There are several themes intertwined that are closely related. Change and transformation are certainly involved in this story of a recovering alcoholic who is desperate to get his daughter back from his dead wife's sister and her husband. But there is also guilt, and money at the heart of the story.
Charles is dealing with several crises at one time, the death of his wife, his guilt and feelings of responsibility for her death, the loss of his financial stability due to the crash of 1929. He is also mourning his lost life, the life he had before the crash, the irresponsible, wild life of drinking, not worrying about tomorrow. He actually feels guilty about how much money he was able to make during the stock market boom.
Charlie struggles with his conscience over Helen's death. They had argued about her behavior, her kissing another man in front of him, flaunting her ability to make him jealous. He went home and locked her out of the apartment. Helen walked all the way to her sister's house in a driving snowstorm, soaking her to the skin. Helen dies as a result of heart trouble, not pneumonia.

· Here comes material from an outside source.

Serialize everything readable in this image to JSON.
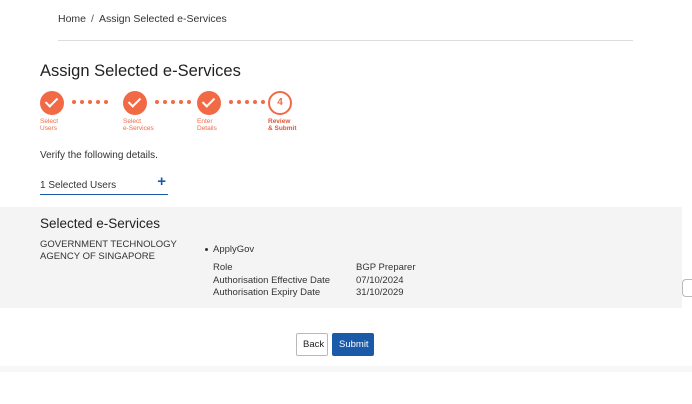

Charlie also has to resist the temptation to return to his old life, his friends are still drinking and partying, buy he must remain sober so that he can satisfy the court's requirement for him to get Honoria back from Marion Peters, her legal guardian.